In addition to foreign experiences, cases from Russia and CIS countries will also be presented. ‘In accordance with the methodology of modern institutional rankings, multidisciplinary universities take higher positions,’ notes Sergey Kadochnikov. ‘There are a lot of specialised universities that have a prominent industry specificity in the post-Soviet countries. It turns out that these universities are usually underrepresented in international rankings, though they have a huge reputation potential. We think it is important to analyse these cases, share them with foreign universities, and show how we respond to the challenges of the modern world when becoming prominent players in the international scene.’

‘I would say that in every country, they have their own challenges,’ says Magdalena Gaete, a representative of the University of Navarra in Russia and an expert on global trends in higher education institution reputation. ‘For example, China faces the challenge of providing education to millions of prospective students every year and not having enough universities in order to do so. In the UK, after the uncertainty of Brexit, universities are working on underlining the fact that they want to stay ‘global’ no matter what. One of the challenges for the Russian higher education is to place the relationship between teachers and students at the centre of attention, and work harder on the social responsibility of universities.’
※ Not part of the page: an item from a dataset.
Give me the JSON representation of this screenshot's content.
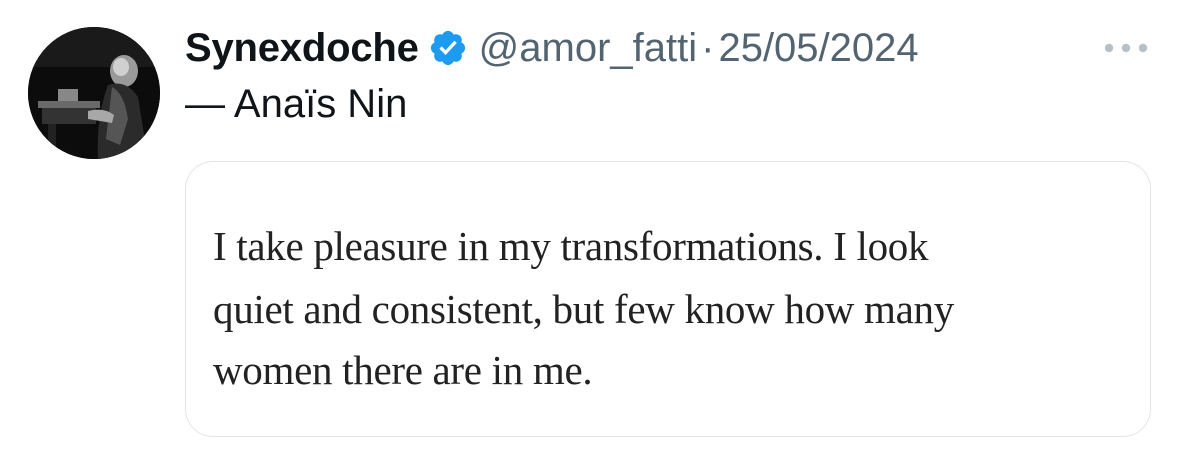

‘We really have something to show and learn from. "Education and World Cities 2019: New Horizons of University Reputation" is the first conference of its kind in Russia. We hope that every year we will reach new heights and continue to gain more and more experience,’ adds Maxim Khomyakov .